Problem to solve — Search the listing below for "this". Copy each matching line.

Data extracts —
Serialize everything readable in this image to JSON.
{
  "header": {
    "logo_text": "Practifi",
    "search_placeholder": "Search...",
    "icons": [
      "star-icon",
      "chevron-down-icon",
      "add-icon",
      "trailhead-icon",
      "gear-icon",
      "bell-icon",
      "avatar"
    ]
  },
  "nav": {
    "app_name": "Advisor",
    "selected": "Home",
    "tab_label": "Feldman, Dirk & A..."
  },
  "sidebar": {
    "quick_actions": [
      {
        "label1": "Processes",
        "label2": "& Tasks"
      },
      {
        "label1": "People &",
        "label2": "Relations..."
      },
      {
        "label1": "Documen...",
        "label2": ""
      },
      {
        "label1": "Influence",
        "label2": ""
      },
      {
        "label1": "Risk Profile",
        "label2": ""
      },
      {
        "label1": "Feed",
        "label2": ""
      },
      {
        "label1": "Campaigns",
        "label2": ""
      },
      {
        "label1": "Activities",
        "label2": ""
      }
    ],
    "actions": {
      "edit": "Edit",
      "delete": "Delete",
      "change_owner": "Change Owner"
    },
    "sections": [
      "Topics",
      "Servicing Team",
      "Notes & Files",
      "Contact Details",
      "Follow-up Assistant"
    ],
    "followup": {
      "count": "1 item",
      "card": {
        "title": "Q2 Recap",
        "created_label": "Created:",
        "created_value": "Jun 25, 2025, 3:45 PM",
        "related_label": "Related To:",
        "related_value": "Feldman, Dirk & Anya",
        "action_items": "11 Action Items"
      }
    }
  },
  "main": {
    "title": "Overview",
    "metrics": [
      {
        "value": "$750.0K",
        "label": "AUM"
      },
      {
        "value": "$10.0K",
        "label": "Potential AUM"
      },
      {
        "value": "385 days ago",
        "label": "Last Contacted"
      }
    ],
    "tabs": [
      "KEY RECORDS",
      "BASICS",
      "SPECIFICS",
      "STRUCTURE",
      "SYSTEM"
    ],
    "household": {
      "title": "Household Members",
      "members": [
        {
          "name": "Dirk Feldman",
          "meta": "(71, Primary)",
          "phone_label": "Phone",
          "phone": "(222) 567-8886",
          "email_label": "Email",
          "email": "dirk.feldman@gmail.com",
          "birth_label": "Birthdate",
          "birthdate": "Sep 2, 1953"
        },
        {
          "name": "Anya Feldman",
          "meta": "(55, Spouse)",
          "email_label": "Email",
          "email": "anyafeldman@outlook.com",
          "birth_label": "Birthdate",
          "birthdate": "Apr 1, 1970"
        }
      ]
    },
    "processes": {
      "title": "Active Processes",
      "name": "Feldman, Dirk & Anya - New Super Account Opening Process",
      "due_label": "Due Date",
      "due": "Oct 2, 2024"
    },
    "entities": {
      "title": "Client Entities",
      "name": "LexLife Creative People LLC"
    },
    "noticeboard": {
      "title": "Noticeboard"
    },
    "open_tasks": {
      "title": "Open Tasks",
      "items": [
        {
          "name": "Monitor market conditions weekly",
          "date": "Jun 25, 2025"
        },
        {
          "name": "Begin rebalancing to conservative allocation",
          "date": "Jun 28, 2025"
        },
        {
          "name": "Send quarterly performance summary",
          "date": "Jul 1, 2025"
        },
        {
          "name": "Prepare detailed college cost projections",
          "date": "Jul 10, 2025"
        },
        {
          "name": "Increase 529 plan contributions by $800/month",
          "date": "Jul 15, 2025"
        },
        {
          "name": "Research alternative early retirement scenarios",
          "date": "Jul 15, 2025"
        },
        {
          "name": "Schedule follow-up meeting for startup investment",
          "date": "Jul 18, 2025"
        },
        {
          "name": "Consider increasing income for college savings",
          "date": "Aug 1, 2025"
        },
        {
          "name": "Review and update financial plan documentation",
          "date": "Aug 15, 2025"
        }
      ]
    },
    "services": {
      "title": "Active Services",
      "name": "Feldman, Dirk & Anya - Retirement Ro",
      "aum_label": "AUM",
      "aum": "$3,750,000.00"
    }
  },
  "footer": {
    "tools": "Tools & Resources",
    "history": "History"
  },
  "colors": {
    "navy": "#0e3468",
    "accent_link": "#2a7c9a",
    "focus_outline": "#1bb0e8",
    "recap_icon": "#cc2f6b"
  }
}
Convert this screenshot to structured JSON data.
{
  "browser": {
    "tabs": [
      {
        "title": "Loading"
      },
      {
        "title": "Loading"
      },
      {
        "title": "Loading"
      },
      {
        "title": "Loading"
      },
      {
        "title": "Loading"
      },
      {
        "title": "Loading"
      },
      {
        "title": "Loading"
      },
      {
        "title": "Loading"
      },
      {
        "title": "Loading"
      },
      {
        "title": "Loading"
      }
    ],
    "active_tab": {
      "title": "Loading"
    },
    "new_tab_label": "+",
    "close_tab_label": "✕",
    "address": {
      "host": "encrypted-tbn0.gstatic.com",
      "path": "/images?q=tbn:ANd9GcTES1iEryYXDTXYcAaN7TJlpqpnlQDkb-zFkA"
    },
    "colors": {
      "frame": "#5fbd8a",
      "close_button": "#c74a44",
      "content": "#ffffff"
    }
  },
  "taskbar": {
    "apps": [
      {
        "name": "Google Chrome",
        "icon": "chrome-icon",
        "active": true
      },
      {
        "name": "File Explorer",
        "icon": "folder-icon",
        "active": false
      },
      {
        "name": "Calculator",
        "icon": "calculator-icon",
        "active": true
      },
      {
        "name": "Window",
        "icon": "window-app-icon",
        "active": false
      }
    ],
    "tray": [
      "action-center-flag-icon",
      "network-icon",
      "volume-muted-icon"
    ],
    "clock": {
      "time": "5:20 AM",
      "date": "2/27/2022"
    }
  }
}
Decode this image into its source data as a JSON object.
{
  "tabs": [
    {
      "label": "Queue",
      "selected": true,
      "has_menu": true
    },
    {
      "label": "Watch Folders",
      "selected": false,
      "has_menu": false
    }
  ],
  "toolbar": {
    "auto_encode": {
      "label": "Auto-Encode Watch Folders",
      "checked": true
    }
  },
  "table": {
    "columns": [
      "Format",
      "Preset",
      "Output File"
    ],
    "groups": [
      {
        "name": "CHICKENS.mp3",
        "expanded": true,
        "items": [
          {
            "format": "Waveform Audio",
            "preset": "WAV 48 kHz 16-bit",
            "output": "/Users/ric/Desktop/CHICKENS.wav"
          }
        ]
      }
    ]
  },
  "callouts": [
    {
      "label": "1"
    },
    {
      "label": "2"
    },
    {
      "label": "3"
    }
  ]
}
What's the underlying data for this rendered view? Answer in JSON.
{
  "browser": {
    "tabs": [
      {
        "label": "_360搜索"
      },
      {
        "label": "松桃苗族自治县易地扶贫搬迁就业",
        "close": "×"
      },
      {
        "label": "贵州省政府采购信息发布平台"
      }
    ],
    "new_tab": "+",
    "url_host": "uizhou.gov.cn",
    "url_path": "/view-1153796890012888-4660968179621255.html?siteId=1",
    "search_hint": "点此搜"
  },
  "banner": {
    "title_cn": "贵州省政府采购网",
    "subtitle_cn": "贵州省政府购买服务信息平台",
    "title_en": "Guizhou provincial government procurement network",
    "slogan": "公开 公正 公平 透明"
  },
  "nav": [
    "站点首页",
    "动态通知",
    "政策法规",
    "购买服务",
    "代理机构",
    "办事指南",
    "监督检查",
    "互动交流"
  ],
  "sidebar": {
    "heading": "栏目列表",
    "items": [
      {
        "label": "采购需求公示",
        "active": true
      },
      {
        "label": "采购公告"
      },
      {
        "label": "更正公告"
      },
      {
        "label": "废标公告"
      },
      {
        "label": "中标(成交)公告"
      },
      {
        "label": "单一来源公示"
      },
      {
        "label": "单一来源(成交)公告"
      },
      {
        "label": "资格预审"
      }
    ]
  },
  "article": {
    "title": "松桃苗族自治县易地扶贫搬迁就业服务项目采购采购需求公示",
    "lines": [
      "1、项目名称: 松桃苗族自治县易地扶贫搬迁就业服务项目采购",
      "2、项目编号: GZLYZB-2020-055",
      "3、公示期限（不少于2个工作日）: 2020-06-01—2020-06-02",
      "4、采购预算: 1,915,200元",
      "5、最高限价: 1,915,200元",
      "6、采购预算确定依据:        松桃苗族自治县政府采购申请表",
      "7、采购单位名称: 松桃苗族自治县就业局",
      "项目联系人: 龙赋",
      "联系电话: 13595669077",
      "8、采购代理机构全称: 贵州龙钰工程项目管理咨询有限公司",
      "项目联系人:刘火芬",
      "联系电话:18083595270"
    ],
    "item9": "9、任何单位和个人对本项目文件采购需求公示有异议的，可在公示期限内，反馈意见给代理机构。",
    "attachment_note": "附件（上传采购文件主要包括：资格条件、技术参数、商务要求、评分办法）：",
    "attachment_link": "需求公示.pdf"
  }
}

Task answer —
Serialize everything readable in this image to JSON.
Convert this screenshot to structured JSON data.
Decode this image into its source data as a JSON object.
What's the underlying data for this rendered view? Answer in JSON.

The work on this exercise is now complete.